Web page and app entries:
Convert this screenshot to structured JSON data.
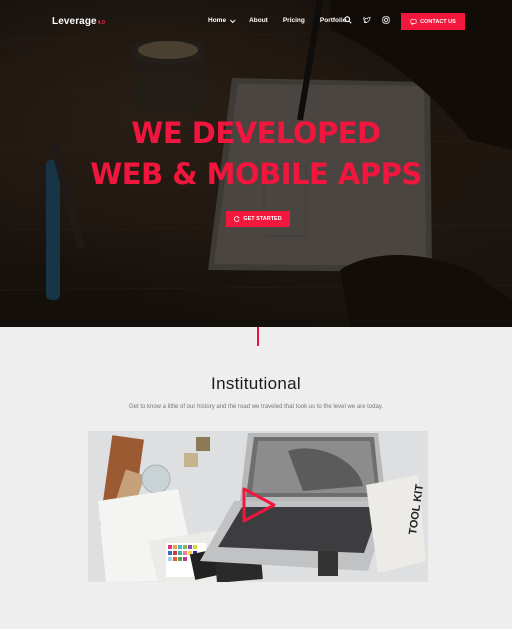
{
  "brand": {
    "name": "Leverage",
    "mark": "4.0"
  },
  "nav": {
    "items": [
      {
        "label": "Home",
        "has_dropdown": true
      },
      {
        "label": "About"
      },
      {
        "label": "Pricing"
      },
      {
        "label": "Portfolio"
      }
    ],
    "contact_label": "CONTACT US"
  },
  "hero": {
    "line1": "WE DEVELOPED",
    "line2": "WEB & MOBILE APPS",
    "cta_label": "GET STARTED"
  },
  "section": {
    "title": "Institutional",
    "subtitle": "Get to know a little of our history and the road we traveled that took us to the level we are today.",
    "kit_text": "TOOL KIT"
  },
  "colors": {
    "accent": "#f1173d",
    "hero_bg": "#241a13",
    "page_bg": "#eeeeee"
  },
  "icons": [
    "search-icon",
    "twitter-icon",
    "instagram-icon",
    "chat-icon",
    "refresh-icon",
    "play-icon"
  ]
}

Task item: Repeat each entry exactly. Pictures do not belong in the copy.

Exercise solution:
Convert this screenshot to structured JSON data.
{
  "brand": {
    "name": "Leverage",
    "mark": "4.0"
  },
  "nav": {
    "items": [
      {
        "label": "Home",
        "has_dropdown": true
      },
      {
        "label": "About"
      },
      {
        "label": "Pricing"
      },
      {
        "label": "Portfolio"
      }
    ],
    "contact_label": "CONTACT US"
  },
  "hero": {
    "line1": "WE DEVELOPED",
    "line2": "WEB & MOBILE APPS",
    "cta_label": "GET STARTED"
  },
  "section": {
    "title": "Institutional",
    "subtitle": "Get to know a little of our history and the road we traveled that took us to the level we are today.",
    "kit_text": "TOOL KIT"
  },
  "colors": {
    "accent": "#f1173d",
    "hero_bg": "#241a13",
    "page_bg": "#eeeeee"
  },
  "icons": [
    "search-icon",
    "twitter-icon",
    "instagram-icon",
    "chat-icon",
    "refresh-icon",
    "play-icon"
  ]
}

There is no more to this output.